Patients suffering from triple negative breast cancer, a treatment-resistant form of the disease, have a new option in pembrolizumab, a drug manufactured by Merck that was previously FDA-authorized for other malignancies.
Researchers presented findings at the American Society of Clinical Oncology’s annual meeting in Chicago of a Phase 2 clinical trial conducted at New York University’s Perlmutter Cancer Center that showed pembrolizumab (trade named Keytruda) reduced tumor size by 30 percent and stalled the disease in 21 percent of the 170 subjects, NYU’s Lagone Medical Center said in a release.
The release said triple negative breast cancer is particularly dangerous because it is impervious to treatment with hormones. However, the research indicated Keytruda, an immunotherapy drug, was equally effective in patients who have tried other remedies as well as those receiving anti-cancer drugs for the first time.

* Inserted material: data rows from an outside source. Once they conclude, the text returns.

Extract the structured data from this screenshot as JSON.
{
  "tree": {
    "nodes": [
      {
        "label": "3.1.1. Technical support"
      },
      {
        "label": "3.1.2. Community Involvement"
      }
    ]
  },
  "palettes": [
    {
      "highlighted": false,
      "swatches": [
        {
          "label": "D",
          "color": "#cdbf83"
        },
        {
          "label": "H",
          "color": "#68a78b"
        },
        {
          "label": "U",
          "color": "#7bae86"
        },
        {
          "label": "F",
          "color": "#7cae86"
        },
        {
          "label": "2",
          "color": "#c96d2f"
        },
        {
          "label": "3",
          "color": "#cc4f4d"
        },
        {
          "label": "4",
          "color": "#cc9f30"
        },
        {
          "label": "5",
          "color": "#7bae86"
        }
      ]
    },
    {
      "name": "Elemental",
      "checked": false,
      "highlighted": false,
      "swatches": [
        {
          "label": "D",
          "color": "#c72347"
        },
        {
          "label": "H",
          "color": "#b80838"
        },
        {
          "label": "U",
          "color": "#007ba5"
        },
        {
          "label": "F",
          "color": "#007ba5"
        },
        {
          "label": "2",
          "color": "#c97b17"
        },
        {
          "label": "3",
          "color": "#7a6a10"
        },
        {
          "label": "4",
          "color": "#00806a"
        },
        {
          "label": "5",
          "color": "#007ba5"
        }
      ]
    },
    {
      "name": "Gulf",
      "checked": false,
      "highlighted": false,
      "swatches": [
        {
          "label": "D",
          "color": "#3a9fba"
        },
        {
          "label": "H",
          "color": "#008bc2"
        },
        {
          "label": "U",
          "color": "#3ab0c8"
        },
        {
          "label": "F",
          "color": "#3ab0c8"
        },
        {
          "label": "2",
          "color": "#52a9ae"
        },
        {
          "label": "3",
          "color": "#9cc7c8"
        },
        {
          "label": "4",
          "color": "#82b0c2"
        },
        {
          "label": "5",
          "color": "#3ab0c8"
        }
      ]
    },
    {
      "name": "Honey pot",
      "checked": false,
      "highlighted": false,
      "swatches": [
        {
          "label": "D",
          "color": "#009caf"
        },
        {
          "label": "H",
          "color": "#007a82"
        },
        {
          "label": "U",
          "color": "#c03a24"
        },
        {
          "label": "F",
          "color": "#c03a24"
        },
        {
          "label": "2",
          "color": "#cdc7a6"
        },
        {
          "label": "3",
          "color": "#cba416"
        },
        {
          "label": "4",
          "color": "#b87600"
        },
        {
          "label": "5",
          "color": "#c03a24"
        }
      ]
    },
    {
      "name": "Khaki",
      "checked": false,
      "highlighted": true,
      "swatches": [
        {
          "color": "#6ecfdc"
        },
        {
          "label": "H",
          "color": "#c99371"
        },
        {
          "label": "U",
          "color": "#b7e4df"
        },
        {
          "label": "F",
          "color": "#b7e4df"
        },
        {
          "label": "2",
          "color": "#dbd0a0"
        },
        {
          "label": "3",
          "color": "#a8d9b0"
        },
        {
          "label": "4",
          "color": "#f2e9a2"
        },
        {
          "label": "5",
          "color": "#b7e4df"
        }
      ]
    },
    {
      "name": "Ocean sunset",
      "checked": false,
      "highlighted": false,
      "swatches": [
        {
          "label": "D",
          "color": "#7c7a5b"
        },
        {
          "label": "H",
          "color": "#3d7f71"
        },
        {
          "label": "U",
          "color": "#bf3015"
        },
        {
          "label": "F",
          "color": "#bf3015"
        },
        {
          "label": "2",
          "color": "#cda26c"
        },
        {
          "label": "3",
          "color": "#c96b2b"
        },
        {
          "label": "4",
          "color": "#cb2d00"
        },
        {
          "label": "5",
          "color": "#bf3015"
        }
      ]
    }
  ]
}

Lead researcher Sylvia Adams of the Perlmutter Cancer Center said the findings confirm the efficacy of pembrolizumab in triple-negative breast cancer

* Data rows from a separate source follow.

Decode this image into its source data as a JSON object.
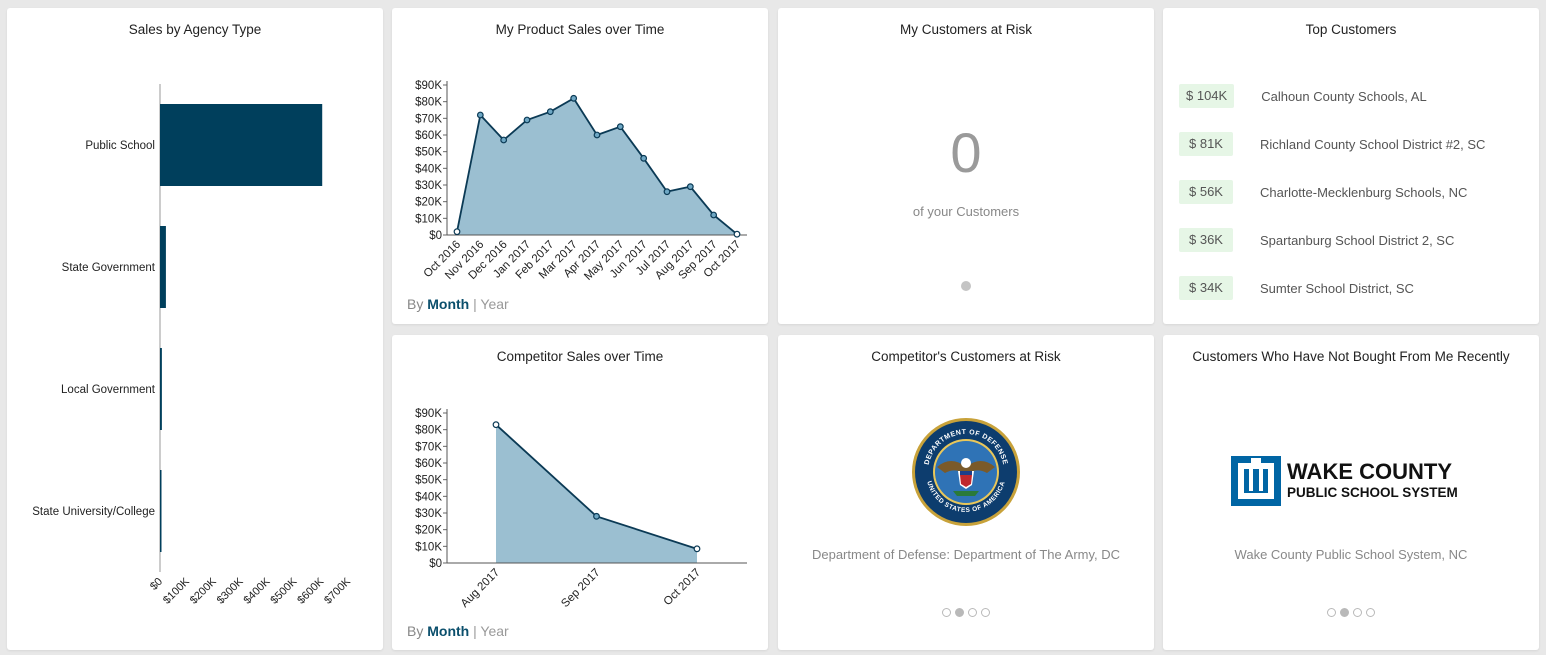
{
  "cards": {
    "agency": {
      "title": "Sales by Agency Type"
    },
    "my_sales": {
      "title": "My Product Sales over Time",
      "by_label": "By",
      "month_label": "Month",
      "sep": "|",
      "year_label": "Year"
    },
    "my_risk": {
      "title": "My Customers at Risk",
      "count": "0",
      "caption": "of your Customers"
    },
    "top_customers": {
      "title": "Top Customers",
      "rows": [
        {
          "amount": "$ 104K",
          "name": "Calhoun County Schools, AL"
        },
        {
          "amount": "$ 81K",
          "name": "Richland County School District #2, SC"
        },
        {
          "amount": "$ 56K",
          "name": "Charlotte-Mecklenburg Schools, NC"
        },
        {
          "amount": "$ 36K",
          "name": "Spartanburg School District 2, SC"
        },
        {
          "amount": "$ 34K",
          "name": "Sumter School District, SC"
        }
      ]
    },
    "competitor_sales": {
      "title": "Competitor Sales over Time",
      "by_label": "By",
      "month_label": "Month",
      "sep": "|",
      "year_label": "Year"
    },
    "competitor_risk": {
      "title": "Competitor's Customers at Risk",
      "caption": "Department of Defense: Department of The Army, DC",
      "seal_text_top": "DEPARTMENT OF DEFENSE",
      "seal_text_bottom": "UNITED STATES OF AMERICA"
    },
    "not_bought": {
      "title": "Customers Who Have Not Bought From Me Recently",
      "caption": "Wake County Public School System, NC",
      "logo_line1": "WAKE COUNTY",
      "logo_line2": "PUBLIC SCHOOL SYSTEM"
    }
  },
  "colors": {
    "navy": "#003f5c",
    "line": "#0b3a55",
    "area": "#9bbfd1",
    "point": "#6ea7c4",
    "badge_bg": "#e6f6e6",
    "wake_blue": "#0065a4"
  },
  "chart_data": [
    {
      "type": "bar",
      "orientation": "horizontal",
      "title": "Sales by Agency Type",
      "categories": [
        "Public School",
        "State Government",
        "Local Government",
        "State University/College"
      ],
      "values": [
        604000,
        22000,
        7000,
        3000
      ],
      "xlim": [
        0,
        700000
      ],
      "ticks": [
        "$0",
        "$100K",
        "$200K",
        "$300K",
        "$400K",
        "$500K",
        "$600K",
        "$700K"
      ]
    },
    {
      "type": "area",
      "title": "My Product Sales over Time",
      "categories": [
        "Oct 2016",
        "Nov 2016",
        "Dec 2016",
        "Jan 2017",
        "Feb 2017",
        "Mar 2017",
        "Apr 2017",
        "May 2017",
        "Jun 2017",
        "Jul 2017",
        "Aug 2017",
        "Sep 2017",
        "Oct 2017"
      ],
      "values": [
        2000,
        72000,
        57000,
        69000,
        74000,
        82000,
        60000,
        65000,
        46000,
        26000,
        29000,
        12000,
        500
      ],
      "ylim": [
        0,
        90000
      ],
      "yticks": [
        "$0",
        "$10K",
        "$20K",
        "$30K",
        "$40K",
        "$50K",
        "$60K",
        "$70K",
        "$80K",
        "$90K"
      ]
    },
    {
      "type": "area",
      "title": "Competitor Sales over Time",
      "categories": [
        "Aug 2017",
        "Sep 2017",
        "Oct 2017"
      ],
      "values": [
        83000,
        28000,
        8500
      ],
      "ylim": [
        0,
        90000
      ],
      "yticks": [
        "$0",
        "$10K",
        "$20K",
        "$30K",
        "$40K",
        "$50K",
        "$60K",
        "$70K",
        "$80K",
        "$90K"
      ]
    }
  ]
}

“This research contributes to a larger body of knowledge that could help provide better outcomes to women with few treatment options,” Adams said in the release. “The data also suggest that immunotherapy administered earlier in the disease course is more beneficial, as response rates are much greater in first- compared to second- or later lines of therapy.”